Sunday, September 20, 2009

Flights of Fancy

On Friday the 11th, I returned to the harbor to work on some of the scratches on Bluesette. The blue hull is pretty, but it does show scratches. I don't mind a minor scratch here or there, but we've had a couple from the dock and a series of minor "mystery" ones down the starboard side and I wanted to get rid of those. The minor ones were semi-circles that appeared in a row, sort of like a handwriting student might practice a cursive lower case "e". That suggests wave action or a bobbing boat, perhaps rubbing against the end of one of the sendai (dolly) blocks when being retrieved from the water? I'll make sure that there are no sharp edges that could do that - I have a suspicion that there is - and cover or remove it.


A dragon fly came by to supervise my work. It hung around the boat for a couple of hours.


Anyway, I wet sanded each section by hand to remove the scratches, starting with 350 grade paper and working my way to 1500, five different grades in all. Then I finished with rubbing compound using an orbital car polisher, and then a buffing. Three hours work in all - in the sun. Ugh. I was still not fully satisfied, but it was time to head for the train. Tomorrow, I'll return and go over it all with a lighter rubbing compound, which I hope will finish the job.
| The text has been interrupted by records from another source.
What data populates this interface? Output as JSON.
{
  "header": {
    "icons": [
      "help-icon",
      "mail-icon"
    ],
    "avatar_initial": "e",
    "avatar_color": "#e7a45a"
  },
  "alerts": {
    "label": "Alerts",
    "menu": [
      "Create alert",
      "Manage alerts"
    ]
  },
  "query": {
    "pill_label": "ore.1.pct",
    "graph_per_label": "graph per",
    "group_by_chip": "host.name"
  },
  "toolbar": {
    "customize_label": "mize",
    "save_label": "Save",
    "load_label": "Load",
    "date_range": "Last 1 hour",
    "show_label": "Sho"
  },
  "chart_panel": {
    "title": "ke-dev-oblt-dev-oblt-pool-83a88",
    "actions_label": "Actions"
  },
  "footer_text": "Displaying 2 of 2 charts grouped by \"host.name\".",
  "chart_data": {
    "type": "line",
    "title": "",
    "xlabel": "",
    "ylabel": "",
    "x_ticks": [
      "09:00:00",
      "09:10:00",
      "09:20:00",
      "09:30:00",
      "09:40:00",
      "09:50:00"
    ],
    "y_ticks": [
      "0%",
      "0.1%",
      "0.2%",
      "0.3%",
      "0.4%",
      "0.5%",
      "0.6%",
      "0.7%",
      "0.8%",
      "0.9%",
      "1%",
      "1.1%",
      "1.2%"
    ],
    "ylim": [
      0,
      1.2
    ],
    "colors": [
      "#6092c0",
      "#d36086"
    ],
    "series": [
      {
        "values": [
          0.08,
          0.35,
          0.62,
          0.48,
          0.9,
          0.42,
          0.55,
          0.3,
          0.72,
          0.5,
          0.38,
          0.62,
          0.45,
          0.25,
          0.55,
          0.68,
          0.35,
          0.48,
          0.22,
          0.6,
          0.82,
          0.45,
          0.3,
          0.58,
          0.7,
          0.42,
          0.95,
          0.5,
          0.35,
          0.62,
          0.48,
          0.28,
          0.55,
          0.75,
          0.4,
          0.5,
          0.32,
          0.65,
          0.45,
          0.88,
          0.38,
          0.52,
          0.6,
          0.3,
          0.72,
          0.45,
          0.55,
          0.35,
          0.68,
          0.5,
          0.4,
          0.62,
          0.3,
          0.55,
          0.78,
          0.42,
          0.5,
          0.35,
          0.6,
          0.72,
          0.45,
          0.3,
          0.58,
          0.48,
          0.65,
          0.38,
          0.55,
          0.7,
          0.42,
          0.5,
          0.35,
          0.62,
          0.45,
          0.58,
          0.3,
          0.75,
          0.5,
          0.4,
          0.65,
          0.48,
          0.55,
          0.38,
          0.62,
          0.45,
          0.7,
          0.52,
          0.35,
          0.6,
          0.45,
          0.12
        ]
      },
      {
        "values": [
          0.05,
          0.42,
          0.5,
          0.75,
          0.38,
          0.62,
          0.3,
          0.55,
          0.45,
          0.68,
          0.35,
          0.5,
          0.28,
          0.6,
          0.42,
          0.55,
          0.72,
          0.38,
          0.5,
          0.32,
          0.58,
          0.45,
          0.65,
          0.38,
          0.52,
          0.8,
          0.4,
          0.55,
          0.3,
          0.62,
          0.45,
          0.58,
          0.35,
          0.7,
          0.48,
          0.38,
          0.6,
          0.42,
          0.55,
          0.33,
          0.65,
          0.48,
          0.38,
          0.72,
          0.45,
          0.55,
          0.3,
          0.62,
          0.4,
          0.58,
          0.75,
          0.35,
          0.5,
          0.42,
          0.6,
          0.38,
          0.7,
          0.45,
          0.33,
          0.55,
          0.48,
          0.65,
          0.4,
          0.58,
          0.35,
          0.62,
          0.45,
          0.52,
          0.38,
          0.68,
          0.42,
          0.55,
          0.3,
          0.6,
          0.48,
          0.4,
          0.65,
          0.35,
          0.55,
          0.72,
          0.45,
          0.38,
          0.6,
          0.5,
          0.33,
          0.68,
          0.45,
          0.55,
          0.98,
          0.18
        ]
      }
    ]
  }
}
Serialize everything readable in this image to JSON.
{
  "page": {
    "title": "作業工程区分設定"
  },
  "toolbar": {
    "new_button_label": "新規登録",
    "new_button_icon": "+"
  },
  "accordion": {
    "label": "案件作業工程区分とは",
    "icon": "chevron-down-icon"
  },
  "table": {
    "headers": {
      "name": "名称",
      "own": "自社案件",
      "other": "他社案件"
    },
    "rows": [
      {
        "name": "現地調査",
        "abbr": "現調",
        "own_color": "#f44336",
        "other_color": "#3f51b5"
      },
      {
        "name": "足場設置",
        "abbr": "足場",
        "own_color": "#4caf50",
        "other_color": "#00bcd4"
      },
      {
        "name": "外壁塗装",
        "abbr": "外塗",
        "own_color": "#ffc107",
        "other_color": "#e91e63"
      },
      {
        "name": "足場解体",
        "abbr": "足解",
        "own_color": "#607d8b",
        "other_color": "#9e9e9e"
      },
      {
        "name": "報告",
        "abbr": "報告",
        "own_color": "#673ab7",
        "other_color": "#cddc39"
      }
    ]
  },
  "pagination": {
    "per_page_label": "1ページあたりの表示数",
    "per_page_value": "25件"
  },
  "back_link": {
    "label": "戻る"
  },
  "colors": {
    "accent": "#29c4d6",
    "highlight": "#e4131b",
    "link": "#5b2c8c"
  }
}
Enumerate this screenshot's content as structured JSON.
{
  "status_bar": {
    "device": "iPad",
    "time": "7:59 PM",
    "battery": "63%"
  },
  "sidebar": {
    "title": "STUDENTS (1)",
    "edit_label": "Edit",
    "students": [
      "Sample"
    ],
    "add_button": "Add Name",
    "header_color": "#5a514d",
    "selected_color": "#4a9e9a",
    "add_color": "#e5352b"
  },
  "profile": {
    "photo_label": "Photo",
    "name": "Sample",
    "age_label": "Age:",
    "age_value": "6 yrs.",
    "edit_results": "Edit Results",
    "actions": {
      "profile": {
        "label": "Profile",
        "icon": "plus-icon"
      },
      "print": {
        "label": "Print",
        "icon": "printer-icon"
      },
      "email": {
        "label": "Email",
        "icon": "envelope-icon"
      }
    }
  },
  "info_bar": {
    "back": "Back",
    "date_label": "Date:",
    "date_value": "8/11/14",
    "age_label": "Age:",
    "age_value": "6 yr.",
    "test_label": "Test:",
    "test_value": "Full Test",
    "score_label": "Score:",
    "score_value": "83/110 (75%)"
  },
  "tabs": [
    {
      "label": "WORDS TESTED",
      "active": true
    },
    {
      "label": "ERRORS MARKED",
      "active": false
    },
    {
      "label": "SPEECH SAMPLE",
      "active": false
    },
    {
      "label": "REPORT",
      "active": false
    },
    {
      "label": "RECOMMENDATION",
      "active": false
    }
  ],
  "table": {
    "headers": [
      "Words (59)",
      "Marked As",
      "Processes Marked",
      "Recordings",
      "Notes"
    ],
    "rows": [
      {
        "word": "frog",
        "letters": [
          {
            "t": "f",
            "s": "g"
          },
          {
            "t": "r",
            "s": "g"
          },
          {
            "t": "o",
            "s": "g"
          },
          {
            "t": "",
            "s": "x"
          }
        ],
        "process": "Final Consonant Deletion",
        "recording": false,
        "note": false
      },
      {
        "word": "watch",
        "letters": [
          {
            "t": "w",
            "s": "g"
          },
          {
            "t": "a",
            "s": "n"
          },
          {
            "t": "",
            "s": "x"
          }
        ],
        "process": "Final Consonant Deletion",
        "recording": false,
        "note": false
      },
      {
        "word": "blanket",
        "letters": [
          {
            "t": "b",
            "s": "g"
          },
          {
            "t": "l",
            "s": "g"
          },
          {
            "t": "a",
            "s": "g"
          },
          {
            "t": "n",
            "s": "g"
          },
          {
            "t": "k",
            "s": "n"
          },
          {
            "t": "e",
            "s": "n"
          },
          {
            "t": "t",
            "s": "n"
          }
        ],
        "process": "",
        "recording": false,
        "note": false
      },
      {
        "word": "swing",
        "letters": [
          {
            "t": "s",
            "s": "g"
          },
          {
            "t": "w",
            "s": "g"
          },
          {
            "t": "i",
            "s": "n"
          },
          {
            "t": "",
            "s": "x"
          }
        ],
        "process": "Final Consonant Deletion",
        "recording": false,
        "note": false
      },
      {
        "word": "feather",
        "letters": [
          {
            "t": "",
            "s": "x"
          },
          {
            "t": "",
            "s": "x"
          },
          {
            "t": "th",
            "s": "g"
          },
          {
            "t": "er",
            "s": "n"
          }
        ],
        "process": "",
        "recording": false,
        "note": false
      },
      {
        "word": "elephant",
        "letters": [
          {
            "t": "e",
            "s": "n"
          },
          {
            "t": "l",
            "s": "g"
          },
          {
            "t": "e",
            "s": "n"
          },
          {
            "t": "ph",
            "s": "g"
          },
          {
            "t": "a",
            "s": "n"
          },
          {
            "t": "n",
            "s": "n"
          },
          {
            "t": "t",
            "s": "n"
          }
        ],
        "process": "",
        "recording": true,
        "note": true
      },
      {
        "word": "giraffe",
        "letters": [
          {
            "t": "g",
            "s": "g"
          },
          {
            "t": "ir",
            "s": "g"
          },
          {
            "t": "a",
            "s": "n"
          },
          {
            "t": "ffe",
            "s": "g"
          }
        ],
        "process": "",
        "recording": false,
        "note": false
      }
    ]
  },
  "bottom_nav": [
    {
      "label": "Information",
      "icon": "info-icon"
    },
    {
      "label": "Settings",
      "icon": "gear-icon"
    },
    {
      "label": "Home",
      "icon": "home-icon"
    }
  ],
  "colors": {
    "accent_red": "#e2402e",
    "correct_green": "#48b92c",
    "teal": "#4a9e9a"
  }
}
The airshow on the 13th was fun. I haven't selected the pictures to use in a post (which will be on Pacific-Islander), but here's one for any aviation buffs out there. Do you recognize this plane?



If you guessed F-16, you're close, but no cigar. It's a Mitsubishi F-2 built 60% in Japan by Mitusbishi and 40% in the USA by Lockheed Martin. It was based on the F-16 wing, but is larger, with 25% more wing area, larger elevator, light weight composite construction, 2 more weapons stations, modern avionics, and a host of other differences. Due to some mid-stream design changes (and meddling by Washington) they ended up costing over $100 million a copy, so they cut the order from 140 planes to 94. There are about 60 in service at present.
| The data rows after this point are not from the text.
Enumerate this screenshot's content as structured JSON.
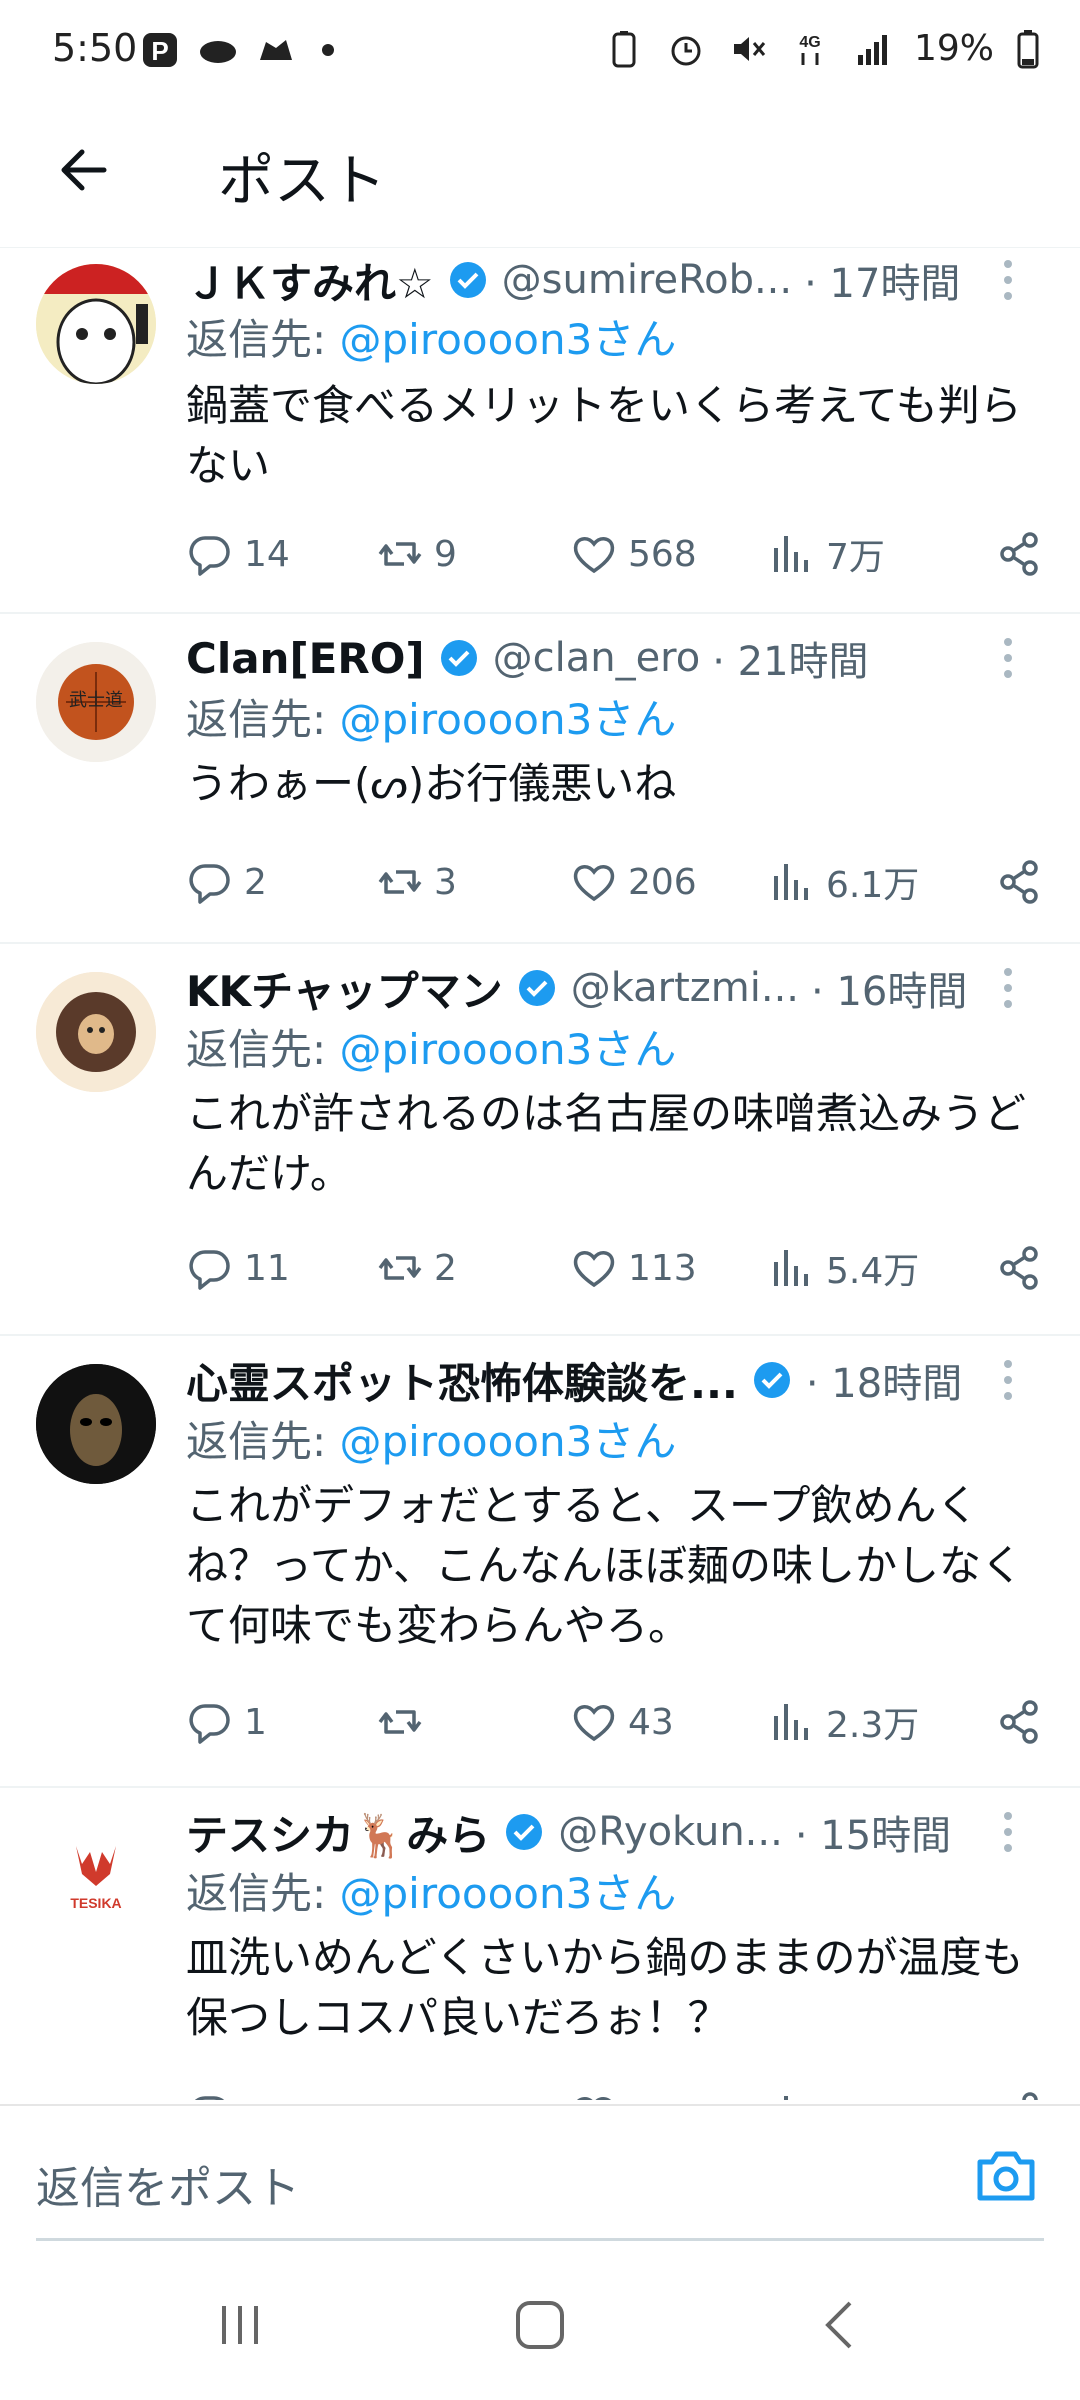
{
  "status_bar": {
    "time": "5:50",
    "left_icons": [
      "paypay-icon",
      "cloud-icon",
      "shoe-icon"
    ],
    "network": "4G",
    "battery": "19%"
  },
  "header": {
    "title": "ポスト"
  },
  "colors": {
    "accent": "#1d9bf0",
    "text": "#0f1419",
    "muted": "#536471",
    "divider": "#eff3f4"
  },
  "posts": [
    {
      "name": "ＪＫすみれ☆",
      "handle": "@sumireRob...",
      "time": "· 17時間",
      "reply_prefix": "返信先: ",
      "reply_to": "@piroooon3さん",
      "text": "鍋蓋で食べるメリットをいくら考えても判らない",
      "replies": "14",
      "reposts": "9",
      "likes": "568",
      "views": "7万"
    },
    {
      "name": "Clan[ERO]",
      "handle": "@clan_ero",
      "time": "· 21時間",
      "reply_prefix": "返信先: ",
      "reply_to": "@piroooon3さん",
      "text": "うわぁー(ᔕ)お行儀悪いね",
      "replies": "2",
      "reposts": "3",
      "likes": "206",
      "views": "6.1万"
    },
    {
      "name": "KKチャップマン",
      "handle": "@kartzmi...",
      "time": "· 16時間",
      "reply_prefix": "返信先: ",
      "reply_to": "@piroooon3さん",
      "text": "これが許されるのは名古屋の味噌煮込みうどんだけ。",
      "replies": "11",
      "reposts": "2",
      "likes": "113",
      "views": "5.4万"
    },
    {
      "name": "心霊スポット恐怖体験談を...",
      "handle": "",
      "time": "· 18時間",
      "reply_prefix": "返信先: ",
      "reply_to": "@piroooon3さん",
      "text": "これがデフォだとすると、スープ飲めんくね？ってか、こんなんほぼ麺の味しかしなくて何味でも変わらんやろ。",
      "replies": "1",
      "reposts": "",
      "likes": "43",
      "views": "2.3万"
    },
    {
      "name": "テスシカ🦌みら",
      "handle": "@Ryokun...",
      "time": "· 15時間",
      "reply_prefix": "返信先: ",
      "reply_to": "@piroooon3さん",
      "text": "皿洗いめんどくさいから鍋のままのが温度も保つしコスパ良いだろぉ！？",
      "replies": "",
      "reposts": "",
      "likes": "",
      "views": ""
    }
  ],
  "composer": {
    "placeholder": "返信をポスト"
  }
}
Here's consolation prize (in Japan, everybody wins something) - a Blue Impulse video so you can have a taste of what we saw:

3 minutes 5 seconds - you may want to turn your volume DOWN



In October, the US Air Force team, Thunderbirds, will visit Japan and put on a show along with Blue Impulse up at the Blue Impulse home base of Matsushima airbase in Miyagi Prefecture. 'Wish I could go, but that's too far north from us for me to justify the expense.

This weekend, a passing typhoon off the coast brought too much wind with it. Saturday we called the harbor and the wind was about 10 m/s (22 mph)! Not too much for landing a Cessna in a crosswind on Maui, but much too much for us to sail Bluesette. They were doing another boat licensing class and said it was really difficult. Today, Sunday, it is even worse, and they are not launching any boats of any kind.

It will quiet down by Tuesday, and we'll go then. It might be busy up there as this is Japan's first "Silver Week" - a string of holidays falling together, giving most people a vacation from the 19th to the 23rd. The railroads and airports have been jammed as they are during the annual "Golden Week" (April 29 to May 5). Whatever. Hinuma is never too busy. I just hope the weather is as predicted.

Until next, sweet sailing.

8 comments:

Shingo T said...

I like the dragonfly picture. It looks so peaceful.

Will be going down to Japan in less than 2 weeks time for my first holiday. Looking forward to it. ^_^

HappySurfer said...

Neat! Placing nature's own plane (dragonfly) alongside a $100 million man-made version. :p

It seems Japan has a different species. The ones found here normally do not have colored wingtips. I have seen them in a few colors - maroon (smaller in size), yellow, light blue and green (most common).

Hi Shingo, good to see you here. A holiday in Japan? How nice!

Pandabonium said...

Shingo - thanks for dropping by and for your comment. I was surprised by the dragonfly. It let me get very close with the camera. I hope you have a great trip.

HappySurfer - no matter what we spend, nature will always produce the best flying "machines".

Most of the ones I see in Kashima have clear wings and colorful bodies - light blue, red (called aka tombo), rust colored ones, and very large ones with bright green stripes on black. Hinuma is the only place so far I've seen ones with color on the wings.

O Docker said...

Dragonflies vary greatly in size and are generally labelled with the same color code used for resistors:

yellow - 4 cm
green - 5 cm
blue - 6 cm

Pandabonium said...

O Docker - that explains the body stripes too.

O Docker said...

:-)

Don Snabulus said...

I am a big dragonfly fan. That one is a beauty and I love the shadow shot.

Thanks for the F-2 lesson. Collaborations can get funky.

I enjoyed the wing and cockpit views of Blue Impulse. Neat stuff.

Pandabonium said...

Don - Thanks. I wish I could get some of the big neon green striped dragon flies I encounter to hold still for a picture. They really are beautiful creatures with amazing flying skills.

I like the cockpit views too. I've flown in formation with other aircraft a couple of times, and it is very demanding of one's full attention. To do aerobatics at the same time is really amazing.